Given data section start
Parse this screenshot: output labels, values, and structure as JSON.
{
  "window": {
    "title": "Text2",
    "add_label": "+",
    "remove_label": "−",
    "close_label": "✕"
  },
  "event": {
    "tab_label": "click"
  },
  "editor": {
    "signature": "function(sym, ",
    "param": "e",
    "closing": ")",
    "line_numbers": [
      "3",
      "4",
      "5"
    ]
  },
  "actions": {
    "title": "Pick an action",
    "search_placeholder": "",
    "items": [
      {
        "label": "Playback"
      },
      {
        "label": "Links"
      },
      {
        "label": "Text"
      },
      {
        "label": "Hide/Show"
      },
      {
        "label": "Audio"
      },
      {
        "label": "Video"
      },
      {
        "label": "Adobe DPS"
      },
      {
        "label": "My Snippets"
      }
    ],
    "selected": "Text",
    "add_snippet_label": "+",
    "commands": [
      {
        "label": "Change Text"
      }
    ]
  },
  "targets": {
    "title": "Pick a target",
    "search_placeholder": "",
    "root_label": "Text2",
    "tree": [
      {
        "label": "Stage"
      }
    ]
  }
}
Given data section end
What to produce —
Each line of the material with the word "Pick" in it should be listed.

Task solution —
    "title": "Pick an action",
    "title": "Pick a target",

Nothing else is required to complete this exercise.